** Opening Provided data block **

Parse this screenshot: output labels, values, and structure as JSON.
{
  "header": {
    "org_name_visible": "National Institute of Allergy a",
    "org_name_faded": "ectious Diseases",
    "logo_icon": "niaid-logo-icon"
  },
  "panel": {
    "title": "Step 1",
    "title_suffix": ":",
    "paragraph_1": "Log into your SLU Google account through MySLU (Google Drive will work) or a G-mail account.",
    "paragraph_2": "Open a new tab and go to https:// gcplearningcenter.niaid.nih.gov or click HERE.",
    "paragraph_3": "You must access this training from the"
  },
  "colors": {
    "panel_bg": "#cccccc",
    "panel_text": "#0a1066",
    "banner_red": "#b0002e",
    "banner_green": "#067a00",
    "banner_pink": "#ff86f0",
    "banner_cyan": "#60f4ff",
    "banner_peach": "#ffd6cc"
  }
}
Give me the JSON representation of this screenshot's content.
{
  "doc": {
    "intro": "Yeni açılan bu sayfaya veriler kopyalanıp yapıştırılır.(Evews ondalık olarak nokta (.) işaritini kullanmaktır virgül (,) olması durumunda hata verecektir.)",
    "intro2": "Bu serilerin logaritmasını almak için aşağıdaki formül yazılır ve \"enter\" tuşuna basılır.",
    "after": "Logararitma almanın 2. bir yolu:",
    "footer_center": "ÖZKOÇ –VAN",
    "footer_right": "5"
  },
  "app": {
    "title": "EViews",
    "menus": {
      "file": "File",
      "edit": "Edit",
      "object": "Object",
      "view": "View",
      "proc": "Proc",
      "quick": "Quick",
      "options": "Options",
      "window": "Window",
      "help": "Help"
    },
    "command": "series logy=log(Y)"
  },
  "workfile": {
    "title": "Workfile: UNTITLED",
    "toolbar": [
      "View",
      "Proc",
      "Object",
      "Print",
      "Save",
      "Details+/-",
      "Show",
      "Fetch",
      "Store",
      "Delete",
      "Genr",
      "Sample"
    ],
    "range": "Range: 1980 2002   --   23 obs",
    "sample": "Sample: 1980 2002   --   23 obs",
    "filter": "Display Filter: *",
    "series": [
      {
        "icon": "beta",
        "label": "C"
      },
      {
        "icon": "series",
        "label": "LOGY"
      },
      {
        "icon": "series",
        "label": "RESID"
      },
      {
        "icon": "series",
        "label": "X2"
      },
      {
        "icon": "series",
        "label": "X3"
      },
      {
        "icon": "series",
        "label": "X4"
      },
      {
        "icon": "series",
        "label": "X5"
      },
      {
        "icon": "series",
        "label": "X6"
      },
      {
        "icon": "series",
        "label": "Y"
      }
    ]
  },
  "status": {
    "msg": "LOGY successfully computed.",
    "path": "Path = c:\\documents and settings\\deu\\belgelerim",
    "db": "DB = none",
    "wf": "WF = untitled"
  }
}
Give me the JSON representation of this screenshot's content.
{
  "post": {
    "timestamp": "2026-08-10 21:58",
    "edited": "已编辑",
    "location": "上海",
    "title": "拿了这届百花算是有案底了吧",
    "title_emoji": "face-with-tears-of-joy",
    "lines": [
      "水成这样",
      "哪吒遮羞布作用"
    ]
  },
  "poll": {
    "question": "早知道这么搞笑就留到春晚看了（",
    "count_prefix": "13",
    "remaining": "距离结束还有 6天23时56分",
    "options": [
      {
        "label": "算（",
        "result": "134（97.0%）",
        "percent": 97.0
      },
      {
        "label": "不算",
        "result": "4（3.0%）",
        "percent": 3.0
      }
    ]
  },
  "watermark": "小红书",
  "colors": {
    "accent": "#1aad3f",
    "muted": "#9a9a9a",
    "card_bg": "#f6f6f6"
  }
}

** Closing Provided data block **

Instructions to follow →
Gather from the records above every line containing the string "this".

Your solution →
Parse this screenshot: output labels, values, and structure as JSON.
    "paragraph_3": "You must access this training from the"
Give me the JSON representation of this screenshot's content.
Give me the JSON representation of this screenshot's content.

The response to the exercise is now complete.